AIM OF THE EXERCISE: When you copy the data that follows, reproduce every word exactly and leave out the images.

Records excerpted from a collection

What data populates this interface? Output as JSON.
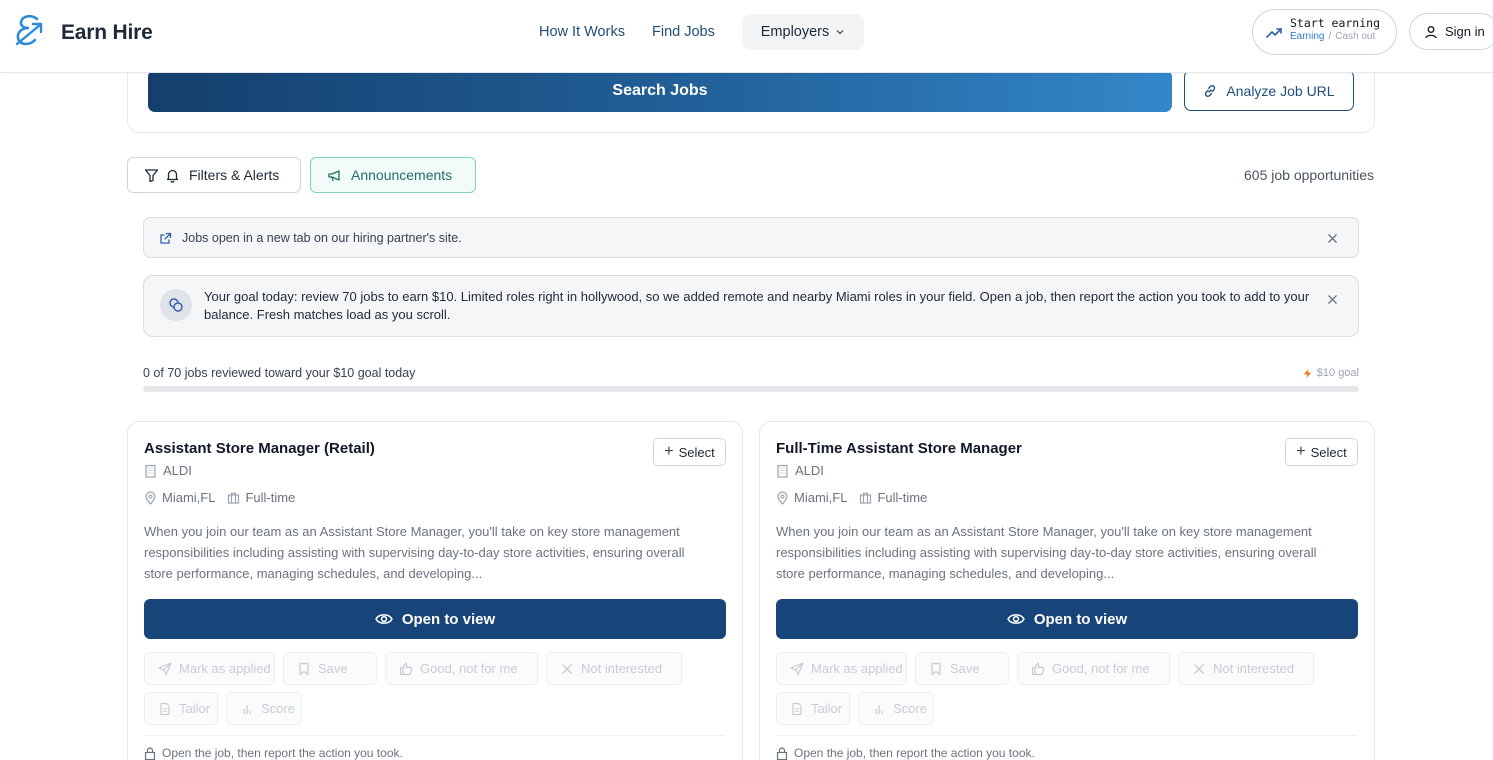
{
  "header": {
    "brand": "Earn Hire",
    "nav": {
      "how": "How It Works",
      "find": "Find Jobs",
      "employers": "Employers"
    },
    "earn": {
      "title": "Start earning",
      "active": "Earning",
      "sep": "/",
      "cashout": "Cash out"
    },
    "signin": "Sign in"
  },
  "search": {
    "button": "Search Jobs",
    "analyze": "Analyze Job URL"
  },
  "toolbar": {
    "filters": "Filters & Alerts",
    "announcements": "Announcements",
    "count": "605 job opportunities"
  },
  "banners": {
    "partner": "Jobs open in a new tab on our hiring partner's site.",
    "goal": "Your goal today: review 70 jobs to earn $10. Limited roles right in hollywood, so we added remote and nearby Miami roles in your field. Open a job, then report the action you took to add to your balance. Fresh matches load as you scroll."
  },
  "progress": {
    "label": "0 of 70 jobs reviewed toward your $10 goal today",
    "goal": "$10 goal",
    "reviewed": 0,
    "target": 70
  },
  "jobs": [
    {
      "title": "Assistant Store Manager (Retail)",
      "company": "ALDI",
      "location": "Miami,FL",
      "type": "Full-time",
      "description": "When you join our team as an Assistant Store Manager, you'll take on key store management responsibilities including assisting with supervising day-to-day store activities, ensuring overall store performance, managing schedules, and developing...",
      "select": "Select",
      "open": "Open to view",
      "actions": {
        "applied": "Mark as applied",
        "save": "Save",
        "good": "Good, not for me",
        "not": "Not interested",
        "tailor": "Tailor",
        "score": "Score"
      },
      "footer": "Open the job, then report the action you took."
    },
    {
      "title": "Full-Time Assistant Store Manager",
      "company": "ALDI",
      "location": "Miami,FL",
      "type": "Full-time",
      "description": "When you join our team as an Assistant Store Manager, you'll take on key store management responsibilities including assisting with supervising day-to-day store activities, ensuring overall store performance, managing schedules, and developing...",
      "select": "Select",
      "open": "Open to view",
      "actions": {
        "applied": "Mark as applied",
        "save": "Save",
        "good": "Good, not for me",
        "not": "Not interested",
        "tailor": "Tailor",
        "score": "Score"
      },
      "footer": "Open the job, then report the action you took."
    }
  ],
  "colors": {
    "primary": "#17457a",
    "accent": "#2f7bd8",
    "teal": "#1f6f67",
    "bolt": "#f97316"
  },
  "icons": [
    "logo-icon",
    "chevron-down-icon",
    "trending-up-icon",
    "user-icon",
    "link-icon",
    "filter-icon",
    "bell-icon",
    "megaphone-icon",
    "external-link-icon",
    "coins-icon",
    "close-icon",
    "bolt-icon",
    "building-icon",
    "map-pin-icon",
    "briefcase-icon",
    "eye-icon",
    "send-icon",
    "bookmark-icon",
    "thumbs-up-icon",
    "x-icon",
    "file-icon",
    "bar-chart-icon",
    "lock-icon"
  ]
}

EXERCISE RESULT:
What data populates this interface? Output as JSON.
{
  "header": {
    "brand": "Earn Hire",
    "nav": {
      "how": "How It Works",
      "find": "Find Jobs",
      "employers": "Employers"
    },
    "earn": {
      "title": "Start earning",
      "active": "Earning",
      "sep": "/",
      "cashout": "Cash out"
    },
    "signin": "Sign in"
  },
  "search": {
    "button": "Search Jobs",
    "analyze": "Analyze Job URL"
  },
  "toolbar": {
    "filters": "Filters & Alerts",
    "announcements": "Announcements",
    "count": "605 job opportunities"
  },
  "banners": {
    "partner": "Jobs open in a new tab on our hiring partner's site.",
    "goal": "Your goal today: review 70 jobs to earn $10. Limited roles right in hollywood, so we added remote and nearby Miami roles in your field. Open a job, then report the action you took to add to your balance. Fresh matches load as you scroll."
  },
  "progress": {
    "label": "0 of 70 jobs reviewed toward your $10 goal today",
    "goal": "$10 goal",
    "reviewed": 0,
    "target": 70
  },
  "jobs": [
    {
      "title": "Assistant Store Manager (Retail)",
      "company": "ALDI",
      "location": "Miami,FL",
      "type": "Full-time",
      "description": "When you join our team as an Assistant Store Manager, you'll take on key store management responsibilities including assisting with supervising day-to-day store activities, ensuring overall store performance, managing schedules, and developing...",
      "select": "Select",
      "open": "Open to view",
      "actions": {
        "applied": "Mark as applied",
        "save": "Save",
        "good": "Good, not for me",
        "not": "Not interested",
        "tailor": "Tailor",
        "score": "Score"
      },
      "footer": "Open the job, then report the action you took."
    },
    {
      "title": "Full-Time Assistant Store Manager",
      "company": "ALDI",
      "location": "Miami,FL",
      "type": "Full-time",
      "description": "When you join our team as an Assistant Store Manager, you'll take on key store management responsibilities including assisting with supervising day-to-day store activities, ensuring overall store performance, managing schedules, and developing...",
      "select": "Select",
      "open": "Open to view",
      "actions": {
        "applied": "Mark as applied",
        "save": "Save",
        "good": "Good, not for me",
        "not": "Not interested",
        "tailor": "Tailor",
        "score": "Score"
      },
      "footer": "Open the job, then report the action you took."
    }
  ],
  "colors": {
    "primary": "#17457a",
    "accent": "#2f7bd8",
    "teal": "#1f6f67",
    "bolt": "#f97316"
  },
  "icons": [
    "logo-icon",
    "chevron-down-icon",
    "trending-up-icon",
    "user-icon",
    "link-icon",
    "filter-icon",
    "bell-icon",
    "megaphone-icon",
    "external-link-icon",
    "coins-icon",
    "close-icon",
    "bolt-icon",
    "building-icon",
    "map-pin-icon",
    "briefcase-icon",
    "eye-icon",
    "send-icon",
    "bookmark-icon",
    "thumbs-up-icon",
    "x-icon",
    "file-icon",
    "bar-chart-icon",
    "lock-icon"
  ]
}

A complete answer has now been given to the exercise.